hat moment of happiness was due to civil servants – led by secretary general Niall Burgess, now Ireland’s ambassador to France, who took the infamous photo that got the department in trouble – winning a seat on the UN Security Council.
For officials and the department, it was a big achievement. Months of lobbying for votes had paid off.
During ‘Champagnegate’, the Government was keen to emphasize how much of a good thing it was for Ireland to have a seat on the council.
Fast forward to September 2022 and the Taoiseach stood at the UN General Assembly in New York, saying Ireland is “deeply frustrated” by the Security Council’s “failures” on climate change.
He called on the council to accept its responsibilities and blamed the lack of political will.
He also said how, even though the council holds meetings each month on the Israel-Palestine conflict, and even though Ireland spends each meeting pushing for a two-state solution, it is no closer to one.
“We are no closer today to that aim than we were when we joined the council 18 months ago and, truth be told, long before that,” he said.

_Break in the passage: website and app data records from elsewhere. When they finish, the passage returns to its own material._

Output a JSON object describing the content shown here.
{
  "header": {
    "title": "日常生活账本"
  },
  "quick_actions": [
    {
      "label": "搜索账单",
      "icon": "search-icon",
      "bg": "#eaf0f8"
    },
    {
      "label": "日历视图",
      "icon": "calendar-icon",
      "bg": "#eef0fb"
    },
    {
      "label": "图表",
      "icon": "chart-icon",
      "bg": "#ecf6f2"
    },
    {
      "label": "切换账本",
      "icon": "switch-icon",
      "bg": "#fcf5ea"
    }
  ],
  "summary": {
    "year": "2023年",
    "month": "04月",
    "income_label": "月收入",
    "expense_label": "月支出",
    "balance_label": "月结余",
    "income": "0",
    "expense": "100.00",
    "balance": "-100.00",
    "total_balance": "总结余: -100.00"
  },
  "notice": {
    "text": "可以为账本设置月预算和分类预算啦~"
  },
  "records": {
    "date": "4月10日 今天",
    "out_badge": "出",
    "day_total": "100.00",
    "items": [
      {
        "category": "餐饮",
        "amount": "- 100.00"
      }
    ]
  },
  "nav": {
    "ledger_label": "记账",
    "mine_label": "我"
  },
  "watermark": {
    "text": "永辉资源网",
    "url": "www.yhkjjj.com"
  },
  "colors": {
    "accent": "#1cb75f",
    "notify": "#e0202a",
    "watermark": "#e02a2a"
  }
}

Foreign Affairs Minister Simon Coveney was also quick to criticize the Security Council, despite his own officials working tirelessly to win a seat on it two years ago.
He said the veto system needs change and reform, but that it is better to have a Security Council than not.

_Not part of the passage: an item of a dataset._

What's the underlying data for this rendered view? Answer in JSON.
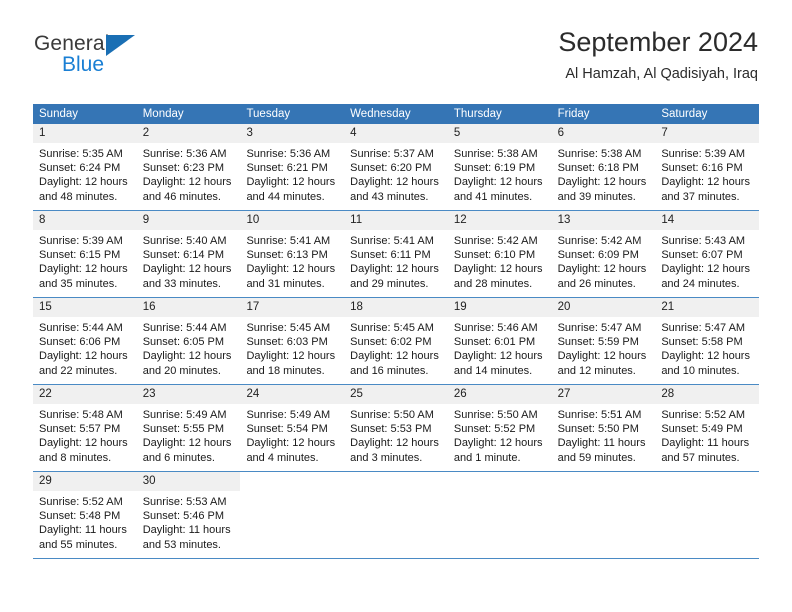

It’s an interesting shift of tone from a government which has held a seat on the council for the past 18 months. An argument could be made that if the council has failures, Ireland is partly to blame.

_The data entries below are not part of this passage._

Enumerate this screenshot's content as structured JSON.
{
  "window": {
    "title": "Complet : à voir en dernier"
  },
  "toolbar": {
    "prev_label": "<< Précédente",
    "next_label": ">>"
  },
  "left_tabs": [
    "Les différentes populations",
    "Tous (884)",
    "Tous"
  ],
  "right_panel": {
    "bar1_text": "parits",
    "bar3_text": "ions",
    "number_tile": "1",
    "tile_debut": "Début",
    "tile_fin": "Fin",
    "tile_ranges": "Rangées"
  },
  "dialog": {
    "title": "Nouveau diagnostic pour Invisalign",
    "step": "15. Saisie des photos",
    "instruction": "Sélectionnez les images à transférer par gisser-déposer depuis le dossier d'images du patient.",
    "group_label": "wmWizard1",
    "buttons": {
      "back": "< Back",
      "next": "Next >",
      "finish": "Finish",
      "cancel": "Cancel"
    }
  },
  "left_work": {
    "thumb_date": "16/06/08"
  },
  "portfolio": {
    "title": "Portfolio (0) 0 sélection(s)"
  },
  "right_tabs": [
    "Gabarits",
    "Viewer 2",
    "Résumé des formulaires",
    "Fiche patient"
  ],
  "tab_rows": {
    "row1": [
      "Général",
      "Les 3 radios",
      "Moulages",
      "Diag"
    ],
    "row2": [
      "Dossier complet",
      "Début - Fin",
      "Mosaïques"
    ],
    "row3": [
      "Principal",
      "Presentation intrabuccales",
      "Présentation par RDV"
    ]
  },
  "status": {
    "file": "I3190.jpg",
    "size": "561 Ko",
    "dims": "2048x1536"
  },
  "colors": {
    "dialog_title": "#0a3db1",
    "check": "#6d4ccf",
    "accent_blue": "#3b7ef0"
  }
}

For the Taoiseach, it was a strong intervention that is likely to dictate future attitudes to the Security Council.
His second US trip as Taoiseach – the first being the disastrous March trip to Washington, when he caught Covid and didn’t make it into the White House – was not without fault.
A bird struck his airplane on the way to New York from Dublin and the flight had to be diverted back to Ireland. When it landed in John F Kennedy Airport around four hours later than initially scheduled, Mr. Martin had missed arguably the most important part of this trip – a chance to meet Joe Biden at an official reception.
Instead, Minister Coveney took the wheel and did the honors.
The two men spoke about Liz Truss, and Minister Coveney reiterated an invitation for Mr. Biden to visit Ireland.
“I told him that there is a country waiting for a visit and he would be extraordinarily welcome when he comes back home, indeed,” he told the media later.
Ireland would welcome Joe Biden, surely. But would Ireland be welcome back to the Security Council? It remains to be seen.